### WHAT IS NEEDED
Would you repeat the entries beneath, with nothing changed?

### MATERIAL FOR THE TASK
• • • • • • •
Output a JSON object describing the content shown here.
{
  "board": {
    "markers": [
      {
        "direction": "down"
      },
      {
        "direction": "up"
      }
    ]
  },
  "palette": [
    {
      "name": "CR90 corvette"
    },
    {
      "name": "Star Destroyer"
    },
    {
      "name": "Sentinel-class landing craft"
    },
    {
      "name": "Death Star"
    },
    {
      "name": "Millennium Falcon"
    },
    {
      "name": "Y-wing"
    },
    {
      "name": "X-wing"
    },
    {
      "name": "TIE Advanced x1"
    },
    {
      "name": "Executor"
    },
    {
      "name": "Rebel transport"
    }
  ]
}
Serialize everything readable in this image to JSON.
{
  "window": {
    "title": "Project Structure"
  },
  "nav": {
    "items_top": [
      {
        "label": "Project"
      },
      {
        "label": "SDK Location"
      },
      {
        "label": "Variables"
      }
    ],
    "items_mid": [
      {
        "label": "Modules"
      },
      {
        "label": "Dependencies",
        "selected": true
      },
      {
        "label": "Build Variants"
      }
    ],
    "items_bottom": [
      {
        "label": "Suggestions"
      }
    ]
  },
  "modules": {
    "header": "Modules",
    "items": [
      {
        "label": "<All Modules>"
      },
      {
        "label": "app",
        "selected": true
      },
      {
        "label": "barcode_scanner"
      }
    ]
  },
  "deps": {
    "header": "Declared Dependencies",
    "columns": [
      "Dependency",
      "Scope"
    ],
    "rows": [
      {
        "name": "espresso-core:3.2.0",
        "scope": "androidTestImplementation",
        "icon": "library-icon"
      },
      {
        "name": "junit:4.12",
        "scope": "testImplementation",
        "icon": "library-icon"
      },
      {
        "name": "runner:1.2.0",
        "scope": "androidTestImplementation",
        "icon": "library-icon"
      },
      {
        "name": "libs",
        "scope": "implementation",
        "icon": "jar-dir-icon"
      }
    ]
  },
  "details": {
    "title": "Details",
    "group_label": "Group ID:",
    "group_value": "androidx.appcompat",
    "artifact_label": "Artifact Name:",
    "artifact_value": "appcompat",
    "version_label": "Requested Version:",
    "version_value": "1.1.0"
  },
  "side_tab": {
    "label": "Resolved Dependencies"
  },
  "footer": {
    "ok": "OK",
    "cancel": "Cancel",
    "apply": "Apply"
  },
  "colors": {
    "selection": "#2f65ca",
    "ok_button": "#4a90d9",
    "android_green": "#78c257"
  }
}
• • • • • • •
### SOLUTION TO THE EXERCISE
Output a JSON object describing the content shown here.
{
  "board": {
    "markers": [
      {
        "direction": "down"
      },
      {
        "direction": "up"
      }
    ]
  },
  "palette": [
    {
      "name": "CR90 corvette"
    },
    {
      "name": "Star Destroyer"
    },
    {
      "name": "Sentinel-class landing craft"
    },
    {
      "name": "Death Star"
    },
    {
      "name": "Millennium Falcon"
    },
    {
      "name": "Y-wing"
    },
    {
      "name": "X-wing"
    },
    {
      "name": "TIE Advanced x1"
    },
    {
      "name": "Executor"
    },
    {
      "name": "Rebel transport"
    }
  ]
}
Serialize everything readable in this image to JSON.
{
  "window": {
    "title": "Project Structure"
  },
  "nav": {
    "items_top": [
      {
        "label": "Project"
      },
      {
        "label": "SDK Location"
      },
      {
        "label": "Variables"
      }
    ],
    "items_mid": [
      {
        "label": "Modules"
      },
      {
        "label": "Dependencies",
        "selected": true
      },
      {
        "label": "Build Variants"
      }
    ],
    "items_bottom": [
      {
        "label": "Suggestions"
      }
    ]
  },
  "modules": {
    "header": "Modules",
    "items": [
      {
        "label": "<All Modules>"
      },
      {
        "label": "app",
        "selected": true
      },
      {
        "label": "barcode_scanner"
      }
    ]
  },
  "deps": {
    "header": "Declared Dependencies",
    "columns": [
      "Dependency",
      "Scope"
    ],
    "rows": [
      {
        "name": "espresso-core:3.2.0",
        "scope": "androidTestImplementation",
        "icon": "library-icon"
      },
      {
        "name": "junit:4.12",
        "scope": "testImplementation",
        "icon": "library-icon"
      },
      {
        "name": "runner:1.2.0",
        "scope": "androidTestImplementation",
        "icon": "library-icon"
      },
      {
        "name": "libs",
        "scope": "implementation",
        "icon": "jar-dir-icon"
      }
    ]
  },
  "details": {
    "title": "Details",
    "group_label": "Group ID:",
    "group_value": "androidx.appcompat",
    "artifact_label": "Artifact Name:",
    "artifact_value": "appcompat",
    "version_label": "Requested Version:",
    "version_value": "1.1.0"
  },
  "side_tab": {
    "label": "Resolved Dependencies"
  },
  "footer": {
    "ok": "OK",
    "cancel": "Cancel",
    "apply": "Apply"
  },
  "colors": {
    "selection": "#2f65ca",
    "ok_button": "#4a90d9",
    "android_green": "#78c257"
  }
}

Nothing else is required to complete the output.